* **WHAT YOU ARE ASKED TO DO**: Return the entries that follow exactly, with no images.

Items listed in a dataset:
= = = = = = =
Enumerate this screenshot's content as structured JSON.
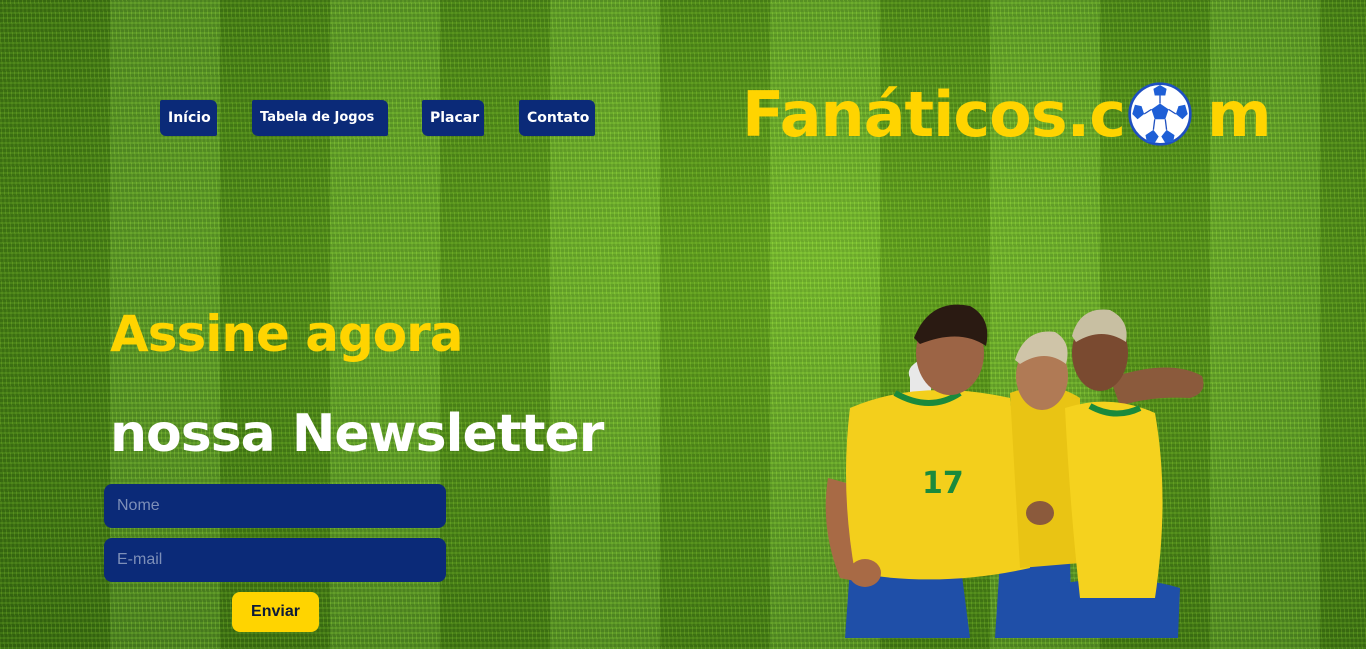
{
  "nav": {
    "items": [
      {
        "label": "Início"
      },
      {
        "label": "Tabela de Jogos"
      },
      {
        "label": "Placar"
      },
      {
        "label": "Contato"
      }
    ]
  },
  "logo": {
    "text_before": "Fanáticos.c",
    "text_after": "m",
    "icon": "soccer-ball-icon"
  },
  "hero": {
    "headline_1": "Assine agora",
    "headline_2": "nossa Newsletter"
  },
  "form": {
    "name_placeholder": "Nome",
    "email_placeholder": "E-mail",
    "submit_label": "Enviar"
  },
  "image": {
    "subject": "players-celebrating-image"
  },
  "colors": {
    "accent_yellow": "#ffd400",
    "navy": "#0b2a78",
    "grass_green": "#5a9a1e"
  }
}
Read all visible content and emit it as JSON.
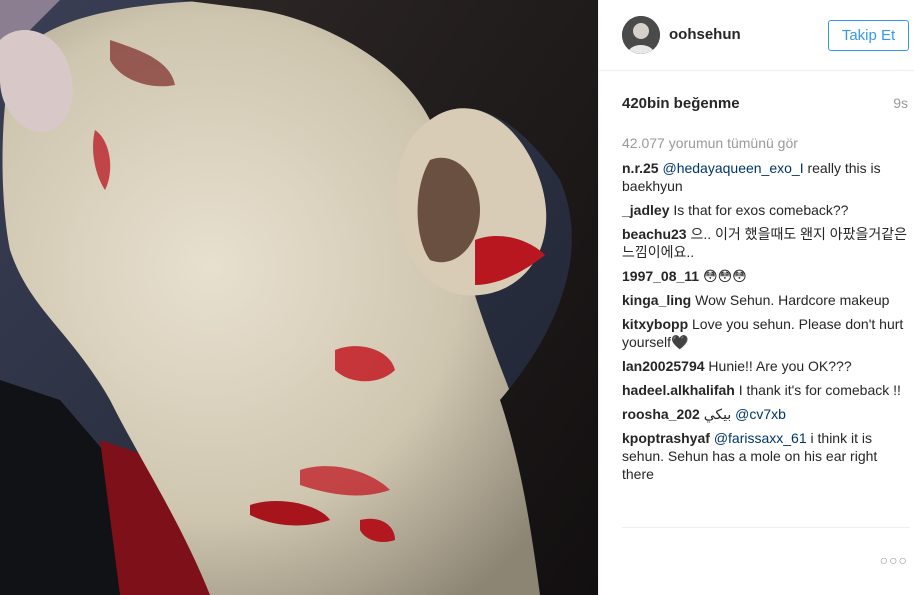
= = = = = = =
* **EXERCISE ANSWER**:
Enumerate this screenshot's content as structured JSON.
{
  "nav": {
    "items": [
      {
        "label": "Início"
      },
      {
        "label": "Tabela de Jogos"
      },
      {
        "label": "Placar"
      },
      {
        "label": "Contato"
      }
    ]
  },
  "logo": {
    "text_before": "Fanáticos.c",
    "text_after": "m",
    "icon": "soccer-ball-icon"
  },
  "hero": {
    "headline_1": "Assine agora",
    "headline_2": "nossa Newsletter"
  },
  "form": {
    "name_placeholder": "Nome",
    "email_placeholder": "E-mail",
    "submit_label": "Enviar"
  },
  "image": {
    "subject": "players-celebrating-image"
  },
  "colors": {
    "accent_yellow": "#ffd400",
    "navy": "#0b2a78",
    "grass_green": "#5a9a1e"
  }
}
Read all visible content and emit it as JSON.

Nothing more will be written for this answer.